Anxiety and distress can be experienced due to physical isolation at home and can induce drastic negative effects on the mental health of the elderly. In fact, WHO recommends that relatives should check on older people and take some time to talk and get involved in their daily routines.
The need to admit elders to residential care homes has increased, but at a cost. This was coupled with concerns and worries that the elderly might be at a higher risk of being infected. Admission to residential care settings has also proved somewhat difficult as such admissions had to be stopped due to the pandemic. These uncertainties only added to the fear that many, not just residents, had to grapple with.
Impact on Younger People
This fear and uncertainty may have led to relatives suffering mental health symptoms. Although such symptoms are prevalent across all ages, a recent study published in the Canadian Journal of Psychiatry stated that early anxiety symptoms in 50,000 Canadians of all ages were diagnosed during the pandemic. It also showed that younger people were at a higher risk of suffering from poor mental health. In an article by Abbott, studies done so far consistently showed that young people and people with young children are more vulnerable to psychological problems. This higher vulnerability, coupled with the increased worries for their elderly relatives, would have contributed to elevated poor mental health.
Before the pandemic, some of the elderly may have been involved in actively supporting their families, friends, and neighbours by taking care of children, groceries, cooking, and other needs. This could not be done anymore, leading to a sense of isolation, unworthiness, and a lack of purpose. Relatives would have been concerned about the possibility of depression creeping in on their elders.
Practically this was a complete social isolation situation and not just from family members. These elders could not attend any activities with their loved ones. There were not even any activities to attend as these were all cancelled. Social distancing had to be imposed in all public places such as shops or hairdressers. The world had all of a sudden become cold, and this pushed the elderly’s resilience to its limits, causing more mental health issues than ever before: a trauma whose residue is still to be experienced.

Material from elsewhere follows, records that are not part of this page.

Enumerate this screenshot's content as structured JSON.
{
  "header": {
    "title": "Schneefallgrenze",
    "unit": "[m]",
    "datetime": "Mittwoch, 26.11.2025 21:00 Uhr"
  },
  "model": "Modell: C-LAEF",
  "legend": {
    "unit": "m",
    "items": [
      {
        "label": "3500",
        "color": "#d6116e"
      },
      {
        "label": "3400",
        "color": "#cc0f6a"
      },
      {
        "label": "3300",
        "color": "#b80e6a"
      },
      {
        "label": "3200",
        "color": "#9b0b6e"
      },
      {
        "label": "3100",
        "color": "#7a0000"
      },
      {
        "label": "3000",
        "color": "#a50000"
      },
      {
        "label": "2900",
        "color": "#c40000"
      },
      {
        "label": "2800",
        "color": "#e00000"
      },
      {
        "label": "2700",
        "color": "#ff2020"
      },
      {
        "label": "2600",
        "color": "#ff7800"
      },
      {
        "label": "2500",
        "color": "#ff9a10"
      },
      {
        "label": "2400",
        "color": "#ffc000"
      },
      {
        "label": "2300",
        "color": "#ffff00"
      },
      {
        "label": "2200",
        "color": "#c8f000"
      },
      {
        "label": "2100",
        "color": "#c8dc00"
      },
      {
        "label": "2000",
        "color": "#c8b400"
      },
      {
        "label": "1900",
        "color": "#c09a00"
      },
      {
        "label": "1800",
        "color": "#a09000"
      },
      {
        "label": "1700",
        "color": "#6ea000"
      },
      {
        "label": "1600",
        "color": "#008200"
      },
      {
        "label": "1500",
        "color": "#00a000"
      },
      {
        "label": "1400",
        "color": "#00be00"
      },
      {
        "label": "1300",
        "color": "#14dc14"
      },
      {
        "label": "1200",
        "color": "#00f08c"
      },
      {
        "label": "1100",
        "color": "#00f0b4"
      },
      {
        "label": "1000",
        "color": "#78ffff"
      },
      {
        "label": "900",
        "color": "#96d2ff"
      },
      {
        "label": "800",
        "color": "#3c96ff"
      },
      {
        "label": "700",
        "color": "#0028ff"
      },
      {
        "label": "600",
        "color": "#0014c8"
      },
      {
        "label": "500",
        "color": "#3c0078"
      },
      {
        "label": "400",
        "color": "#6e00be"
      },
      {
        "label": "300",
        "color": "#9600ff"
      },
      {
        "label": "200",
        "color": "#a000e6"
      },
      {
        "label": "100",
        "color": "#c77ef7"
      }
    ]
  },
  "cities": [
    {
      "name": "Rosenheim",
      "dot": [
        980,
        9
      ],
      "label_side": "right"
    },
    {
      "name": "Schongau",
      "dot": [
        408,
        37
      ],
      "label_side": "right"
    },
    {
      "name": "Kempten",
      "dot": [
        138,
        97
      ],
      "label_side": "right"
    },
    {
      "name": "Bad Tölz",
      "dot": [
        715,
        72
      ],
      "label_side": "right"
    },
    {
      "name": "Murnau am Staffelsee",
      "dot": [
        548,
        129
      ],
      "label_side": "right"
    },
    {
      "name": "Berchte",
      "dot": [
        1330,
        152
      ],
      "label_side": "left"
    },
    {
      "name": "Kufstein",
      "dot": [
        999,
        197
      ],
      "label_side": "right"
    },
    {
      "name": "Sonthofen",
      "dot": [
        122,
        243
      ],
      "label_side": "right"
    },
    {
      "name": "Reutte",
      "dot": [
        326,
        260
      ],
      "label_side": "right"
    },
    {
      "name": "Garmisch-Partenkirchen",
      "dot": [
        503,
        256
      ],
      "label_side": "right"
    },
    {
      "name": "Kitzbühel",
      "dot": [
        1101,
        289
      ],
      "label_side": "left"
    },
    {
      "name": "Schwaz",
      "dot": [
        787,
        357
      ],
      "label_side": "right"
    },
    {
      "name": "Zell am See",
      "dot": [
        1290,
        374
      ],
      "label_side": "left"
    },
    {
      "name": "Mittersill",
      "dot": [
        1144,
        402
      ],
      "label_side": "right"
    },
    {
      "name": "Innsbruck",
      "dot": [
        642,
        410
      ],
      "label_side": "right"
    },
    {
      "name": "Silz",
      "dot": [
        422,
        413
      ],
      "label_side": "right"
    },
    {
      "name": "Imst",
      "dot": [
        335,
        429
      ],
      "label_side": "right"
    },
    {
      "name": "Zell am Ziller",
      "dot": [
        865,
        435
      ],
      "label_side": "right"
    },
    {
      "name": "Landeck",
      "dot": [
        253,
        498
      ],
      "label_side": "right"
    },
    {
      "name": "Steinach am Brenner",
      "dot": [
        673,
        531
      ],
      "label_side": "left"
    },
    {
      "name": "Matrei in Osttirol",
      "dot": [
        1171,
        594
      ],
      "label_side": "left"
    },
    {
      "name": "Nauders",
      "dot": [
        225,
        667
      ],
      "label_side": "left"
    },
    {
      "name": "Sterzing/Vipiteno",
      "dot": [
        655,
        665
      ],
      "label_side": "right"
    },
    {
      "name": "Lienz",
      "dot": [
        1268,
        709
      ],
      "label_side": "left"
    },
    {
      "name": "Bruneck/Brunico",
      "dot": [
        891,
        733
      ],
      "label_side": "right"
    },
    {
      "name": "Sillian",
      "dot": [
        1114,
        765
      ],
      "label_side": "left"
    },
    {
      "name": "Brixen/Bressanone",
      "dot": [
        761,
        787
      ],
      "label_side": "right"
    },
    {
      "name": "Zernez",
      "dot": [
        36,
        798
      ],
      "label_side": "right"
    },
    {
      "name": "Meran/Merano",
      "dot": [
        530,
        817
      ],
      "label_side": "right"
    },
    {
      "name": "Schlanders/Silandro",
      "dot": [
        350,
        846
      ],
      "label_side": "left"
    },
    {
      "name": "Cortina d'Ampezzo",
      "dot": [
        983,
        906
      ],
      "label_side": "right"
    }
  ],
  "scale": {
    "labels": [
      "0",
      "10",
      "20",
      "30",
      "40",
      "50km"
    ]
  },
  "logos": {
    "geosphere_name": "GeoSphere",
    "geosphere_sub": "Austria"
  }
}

Abbott, A. (2021). COVID’s mental-health toll: how scientists are tracking a surge in depression. Nature, 590(7845), 194-195. doi: 10.1038/d41586-021-00175-z
El-Gabalawy, R., & Sommer, J. (2021). “We Are at Risk Too”: The Disparate Mental Health Impacts of the Pandemic on Younger Generations: Nous Sommes Aussi à Risque: Les Effets Disparates de la Pandémie Sur la Santé Mentale des Générations Plus Jeunes. The Canadian Journal Of Psychiatry, 66(7), 634-644. doi: 10.1177/0706743721989162
Galea, M., Sammut, A., Grech, P., Scerri, J., Calleja Bitar, D., & Dimech Sant, S. (2022). Psychosocial Impact of COVID-19 on Malta’s Elderly. Athens Journal Of Health And Medical Sciences, 9(1), 11-22. doi: 10.30958/ajhms.9-1-1
Data was collected over an 8 month period (April 2020 – March 2021). Each month included data from 500 participants. The study was anonymous.
Javed, B., Sarwer, A., Soto, E., & Mashwani, Z. (2020). The coronavirus (COVID‐19) pandemic’s impact on mental health. The International Journal Of Health Planning And Management, 35(5), 993-996. doi: 10.1002/hpm.3008